*WHAT IS BEING ASKED*
Your answer must be an exact copy of the listing below.

*SOURCE RECORDS*
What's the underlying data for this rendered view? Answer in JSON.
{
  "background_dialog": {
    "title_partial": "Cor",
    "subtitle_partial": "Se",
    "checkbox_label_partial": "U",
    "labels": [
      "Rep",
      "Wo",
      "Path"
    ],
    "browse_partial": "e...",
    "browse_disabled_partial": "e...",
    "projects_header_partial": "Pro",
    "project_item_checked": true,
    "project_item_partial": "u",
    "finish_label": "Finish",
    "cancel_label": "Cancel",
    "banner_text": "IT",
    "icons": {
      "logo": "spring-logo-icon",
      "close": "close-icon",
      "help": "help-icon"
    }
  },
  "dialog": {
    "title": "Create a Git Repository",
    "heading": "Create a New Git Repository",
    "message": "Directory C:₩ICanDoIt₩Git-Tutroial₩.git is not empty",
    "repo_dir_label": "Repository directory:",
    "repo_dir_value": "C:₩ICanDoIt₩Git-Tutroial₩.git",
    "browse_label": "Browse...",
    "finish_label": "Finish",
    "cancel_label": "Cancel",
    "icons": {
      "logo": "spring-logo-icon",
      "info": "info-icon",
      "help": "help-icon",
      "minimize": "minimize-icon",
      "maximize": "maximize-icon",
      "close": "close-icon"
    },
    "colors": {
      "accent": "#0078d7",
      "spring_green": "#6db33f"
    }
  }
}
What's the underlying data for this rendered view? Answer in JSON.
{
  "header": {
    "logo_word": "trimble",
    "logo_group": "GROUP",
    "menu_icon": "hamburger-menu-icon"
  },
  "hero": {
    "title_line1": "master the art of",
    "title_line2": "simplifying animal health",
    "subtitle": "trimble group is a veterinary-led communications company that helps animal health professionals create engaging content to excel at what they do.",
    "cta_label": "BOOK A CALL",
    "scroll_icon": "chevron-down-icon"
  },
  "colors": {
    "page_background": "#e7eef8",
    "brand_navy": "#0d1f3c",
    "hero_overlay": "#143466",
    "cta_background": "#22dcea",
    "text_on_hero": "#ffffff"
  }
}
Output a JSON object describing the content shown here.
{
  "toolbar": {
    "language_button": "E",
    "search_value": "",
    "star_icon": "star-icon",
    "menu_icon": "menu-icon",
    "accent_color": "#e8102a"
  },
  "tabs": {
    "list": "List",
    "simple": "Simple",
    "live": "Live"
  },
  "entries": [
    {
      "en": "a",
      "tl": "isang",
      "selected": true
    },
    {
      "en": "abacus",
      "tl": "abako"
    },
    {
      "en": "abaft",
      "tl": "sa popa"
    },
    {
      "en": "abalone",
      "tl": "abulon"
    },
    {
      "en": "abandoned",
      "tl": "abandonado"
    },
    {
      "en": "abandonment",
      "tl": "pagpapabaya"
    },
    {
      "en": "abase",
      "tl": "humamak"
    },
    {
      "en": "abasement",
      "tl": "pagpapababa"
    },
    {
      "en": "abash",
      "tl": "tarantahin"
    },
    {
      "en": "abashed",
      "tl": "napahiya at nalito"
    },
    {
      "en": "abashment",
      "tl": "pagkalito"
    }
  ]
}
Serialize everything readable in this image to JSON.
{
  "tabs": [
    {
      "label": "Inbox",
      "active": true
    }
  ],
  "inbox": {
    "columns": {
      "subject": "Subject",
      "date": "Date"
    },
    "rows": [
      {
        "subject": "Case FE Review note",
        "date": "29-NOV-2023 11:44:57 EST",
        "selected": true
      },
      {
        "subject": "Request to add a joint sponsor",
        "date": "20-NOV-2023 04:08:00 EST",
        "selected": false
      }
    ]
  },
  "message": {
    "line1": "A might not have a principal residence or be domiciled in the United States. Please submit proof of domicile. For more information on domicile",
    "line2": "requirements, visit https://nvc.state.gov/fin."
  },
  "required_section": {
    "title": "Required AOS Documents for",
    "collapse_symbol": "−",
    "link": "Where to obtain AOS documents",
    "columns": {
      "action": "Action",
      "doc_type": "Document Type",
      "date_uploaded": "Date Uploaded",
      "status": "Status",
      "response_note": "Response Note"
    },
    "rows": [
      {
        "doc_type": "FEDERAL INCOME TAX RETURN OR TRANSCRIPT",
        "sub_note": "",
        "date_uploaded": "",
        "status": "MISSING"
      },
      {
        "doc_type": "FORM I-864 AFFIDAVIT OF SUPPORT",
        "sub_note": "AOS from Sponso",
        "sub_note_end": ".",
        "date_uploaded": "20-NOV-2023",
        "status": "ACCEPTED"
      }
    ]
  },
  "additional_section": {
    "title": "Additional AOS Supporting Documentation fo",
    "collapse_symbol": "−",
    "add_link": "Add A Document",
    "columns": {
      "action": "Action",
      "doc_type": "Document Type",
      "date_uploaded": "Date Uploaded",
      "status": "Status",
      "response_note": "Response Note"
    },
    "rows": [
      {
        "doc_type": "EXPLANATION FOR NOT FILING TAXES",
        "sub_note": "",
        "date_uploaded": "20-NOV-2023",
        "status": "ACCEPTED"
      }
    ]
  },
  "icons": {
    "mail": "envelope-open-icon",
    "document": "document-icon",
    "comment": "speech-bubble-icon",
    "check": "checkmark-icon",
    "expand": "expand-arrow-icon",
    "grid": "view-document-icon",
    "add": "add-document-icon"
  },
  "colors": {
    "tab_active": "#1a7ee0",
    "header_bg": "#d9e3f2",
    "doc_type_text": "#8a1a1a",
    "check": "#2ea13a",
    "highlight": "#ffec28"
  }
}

*ANSWER SPACE*
What's the underlying data for this rendered view? Answer in JSON.
{
  "background_dialog": {
    "title_partial": "Cor",
    "subtitle_partial": "Se",
    "checkbox_label_partial": "U",
    "labels": [
      "Rep",
      "Wo",
      "Path"
    ],
    "browse_partial": "e...",
    "browse_disabled_partial": "e...",
    "projects_header_partial": "Pro",
    "project_item_checked": true,
    "project_item_partial": "u",
    "finish_label": "Finish",
    "cancel_label": "Cancel",
    "banner_text": "IT",
    "icons": {
      "logo": "spring-logo-icon",
      "close": "close-icon",
      "help": "help-icon"
    }
  },
  "dialog": {
    "title": "Create a Git Repository",
    "heading": "Create a New Git Repository",
    "message": "Directory C:₩ICanDoIt₩Git-Tutroial₩.git is not empty",
    "repo_dir_label": "Repository directory:",
    "repo_dir_value": "C:₩ICanDoIt₩Git-Tutroial₩.git",
    "browse_label": "Browse...",
    "finish_label": "Finish",
    "cancel_label": "Cancel",
    "icons": {
      "logo": "spring-logo-icon",
      "info": "info-icon",
      "help": "help-icon",
      "minimize": "minimize-icon",
      "maximize": "maximize-icon",
      "close": "close-icon"
    },
    "colors": {
      "accent": "#0078d7",
      "spring_green": "#6db33f"
    }
  }
}
What's the underlying data for this rendered view? Answer in JSON.
{
  "header": {
    "logo_word": "trimble",
    "logo_group": "GROUP",
    "menu_icon": "hamburger-menu-icon"
  },
  "hero": {
    "title_line1": "master the art of",
    "title_line2": "simplifying animal health",
    "subtitle": "trimble group is a veterinary-led communications company that helps animal health professionals create engaging content to excel at what they do.",
    "cta_label": "BOOK A CALL",
    "scroll_icon": "chevron-down-icon"
  },
  "colors": {
    "page_background": "#e7eef8",
    "brand_navy": "#0d1f3c",
    "hero_overlay": "#143466",
    "cta_background": "#22dcea",
    "text_on_hero": "#ffffff"
  }
}
Output a JSON object describing the content shown here.
{
  "toolbar": {
    "language_button": "E",
    "search_value": "",
    "star_icon": "star-icon",
    "menu_icon": "menu-icon",
    "accent_color": "#e8102a"
  },
  "tabs": {
    "list": "List",
    "simple": "Simple",
    "live": "Live"
  },
  "entries": [
    {
      "en": "a",
      "tl": "isang",
      "selected": true
    },
    {
      "en": "abacus",
      "tl": "abako"
    },
    {
      "en": "abaft",
      "tl": "sa popa"
    },
    {
      "en": "abalone",
      "tl": "abulon"
    },
    {
      "en": "abandoned",
      "tl": "abandonado"
    },
    {
      "en": "abandonment",
      "tl": "pagpapabaya"
    },
    {
      "en": "abase",
      "tl": "humamak"
    },
    {
      "en": "abasement",
      "tl": "pagpapababa"
    },
    {
      "en": "abash",
      "tl": "tarantahin"
    },
    {
      "en": "abashed",
      "tl": "napahiya at nalito"
    },
    {
      "en": "abashment",
      "tl": "pagkalito"
    }
  ]
}
Serialize everything readable in this image to JSON.
{
  "tabs": [
    {
      "label": "Inbox",
      "active": true
    }
  ],
  "inbox": {
    "columns": {
      "subject": "Subject",
      "date": "Date"
    },
    "rows": [
      {
        "subject": "Case FE Review note",
        "date": "29-NOV-2023 11:44:57 EST",
        "selected": true
      },
      {
        "subject": "Request to add a joint sponsor",
        "date": "20-NOV-2023 04:08:00 EST",
        "selected": false
      }
    ]
  },
  "message": {
    "line1": "A might not have a principal residence or be domiciled in the United States. Please submit proof of domicile. For more information on domicile",
    "line2": "requirements, visit https://nvc.state.gov/fin."
  },
  "required_section": {
    "title": "Required AOS Documents for",
    "collapse_symbol": "−",
    "link": "Where to obtain AOS documents",
    "columns": {
      "action": "Action",
      "doc_type": "Document Type",
      "date_uploaded": "Date Uploaded",
      "status": "Status",
      "response_note": "Response Note"
    },
    "rows": [
      {
        "doc_type": "FEDERAL INCOME TAX RETURN OR TRANSCRIPT",
        "sub_note": "",
        "date_uploaded": "",
        "status": "MISSING"
      },
      {
        "doc_type": "FORM I-864 AFFIDAVIT OF SUPPORT",
        "sub_note": "AOS from Sponso",
        "sub_note_end": ".",
        "date_uploaded": "20-NOV-2023",
        "status": "ACCEPTED"
      }
    ]
  },
  "additional_section": {
    "title": "Additional AOS Supporting Documentation fo",
    "collapse_symbol": "−",
    "add_link": "Add A Document",
    "columns": {
      "action": "Action",
      "doc_type": "Document Type",
      "date_uploaded": "Date Uploaded",
      "status": "Status",
      "response_note": "Response Note"
    },
    "rows": [
      {
        "doc_type": "EXPLANATION FOR NOT FILING TAXES",
        "sub_note": "",
        "date_uploaded": "20-NOV-2023",
        "status": "ACCEPTED"
      }
    ]
  },
  "icons": {
    "mail": "envelope-open-icon",
    "document": "document-icon",
    "comment": "speech-bubble-icon",
    "check": "checkmark-icon",
    "expand": "expand-arrow-icon",
    "grid": "view-document-icon",
    "add": "add-document-icon"
  },
  "colors": {
    "tab_active": "#1a7ee0",
    "header_bg": "#d9e3f2",
    "doc_type_text": "#8a1a1a",
    "check": "#2ea13a",
    "highlight": "#ffec28"
  }
}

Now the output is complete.